Just another sunny Saturday at my granny’s place. Autumn is here. Patterns, colours, good feelings – also here. Summer’s long gone, yet parts of it still linger on my finger tips. I guess it’s the reward of autumn, it lures you with various tastes and decides it’s time for you to go into a deep emotional state. One you’ve been neglecting for the past three months. Melancholia. Grounded. Enjoying the muddy reward of hard work.
Blessed to still have a caring grandmother who looks after and makes sure an entire household with animals, crops, and vines blooms. She is an angel. And you can see her kindness in these colors.
Let’s forget about the changing weather, the coldness of the autumn that is slowly crawling in and just keep on smiling.
I find it interesting that if you fake a smile, your brain still reacts to the movement of the facial muscles and ultimately, your smile becomes real. Charles Darwin first posed the idea that emotional responses influence our feelings in 1872. “The free expression by outward signs of an emotion intensifies it” he believed. Mimicry. I’ll give it a try. Fake it till you make it, they say. They might be right.
I like airports, as they usually are hives of restless energy.
The excitement of people heading distant places thrills me. It somehow charges my batteries with optimism and gives me reasons to constantly be day-dreaming: I too shall travel around the earth for work or pleasure and it will enrich my life experiences with more than words could ever describe.
The arrival of a dear one does not cause distress to me. I love that waiting.

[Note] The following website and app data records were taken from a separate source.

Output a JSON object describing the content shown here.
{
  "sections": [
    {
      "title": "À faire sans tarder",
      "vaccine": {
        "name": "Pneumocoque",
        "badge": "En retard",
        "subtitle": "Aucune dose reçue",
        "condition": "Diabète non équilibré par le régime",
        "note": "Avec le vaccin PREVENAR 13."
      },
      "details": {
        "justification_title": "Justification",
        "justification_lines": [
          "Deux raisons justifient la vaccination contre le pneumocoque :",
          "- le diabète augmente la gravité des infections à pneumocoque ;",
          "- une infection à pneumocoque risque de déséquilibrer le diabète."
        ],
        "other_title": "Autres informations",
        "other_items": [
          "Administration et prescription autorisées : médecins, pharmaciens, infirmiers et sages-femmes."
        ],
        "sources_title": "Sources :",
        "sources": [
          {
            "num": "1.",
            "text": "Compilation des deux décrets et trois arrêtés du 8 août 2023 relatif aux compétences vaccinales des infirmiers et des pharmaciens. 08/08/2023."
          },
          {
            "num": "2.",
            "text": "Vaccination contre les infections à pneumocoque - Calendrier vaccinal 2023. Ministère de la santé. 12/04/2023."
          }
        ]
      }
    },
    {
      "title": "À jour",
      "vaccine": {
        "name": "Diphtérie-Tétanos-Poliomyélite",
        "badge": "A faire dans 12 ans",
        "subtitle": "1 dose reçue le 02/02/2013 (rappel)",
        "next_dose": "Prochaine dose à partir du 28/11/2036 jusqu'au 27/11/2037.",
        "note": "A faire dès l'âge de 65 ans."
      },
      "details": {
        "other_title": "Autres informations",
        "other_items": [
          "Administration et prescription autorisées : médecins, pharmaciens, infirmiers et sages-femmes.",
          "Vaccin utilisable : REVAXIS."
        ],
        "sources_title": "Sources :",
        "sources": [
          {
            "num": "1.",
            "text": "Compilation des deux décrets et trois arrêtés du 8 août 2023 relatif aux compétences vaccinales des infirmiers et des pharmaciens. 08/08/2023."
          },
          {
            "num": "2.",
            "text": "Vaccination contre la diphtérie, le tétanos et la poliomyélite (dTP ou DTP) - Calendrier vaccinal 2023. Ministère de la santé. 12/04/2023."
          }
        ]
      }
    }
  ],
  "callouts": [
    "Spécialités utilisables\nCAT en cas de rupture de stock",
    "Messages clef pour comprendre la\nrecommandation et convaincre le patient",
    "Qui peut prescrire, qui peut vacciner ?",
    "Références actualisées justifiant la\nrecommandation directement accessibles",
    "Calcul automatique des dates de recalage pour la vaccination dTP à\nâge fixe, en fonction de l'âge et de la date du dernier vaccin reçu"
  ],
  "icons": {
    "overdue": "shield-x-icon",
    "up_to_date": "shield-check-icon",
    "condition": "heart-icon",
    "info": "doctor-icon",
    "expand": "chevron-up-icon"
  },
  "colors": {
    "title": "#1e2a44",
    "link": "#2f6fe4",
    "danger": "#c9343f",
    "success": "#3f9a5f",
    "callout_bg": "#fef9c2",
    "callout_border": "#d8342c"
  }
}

I simply do. It fills me up with joy and I quite get lost in other people’s happy reuniting moments. The reactions you can read on faces are priceless. Then follow the grand gestures of holding each other, heart warming vibes flow out of the embrace. At last, a glimpse of a familiar face brings silly grinning to one’s face.
Of course, being the designated driver to and from the airport for my family members always had its perks. However, I think these so-called favours were part of my growing up and becoming responsible. I’ve tested my punctuality, reactions to high-level stress and experienced more emotional fluctuations a harmoniser would ever have to stand. The final hugs and wishes of good fortune, they all took great deal of working with one’s self to master powerful emotions.
Happy goodbyes take loads of practice.
How do you handle them?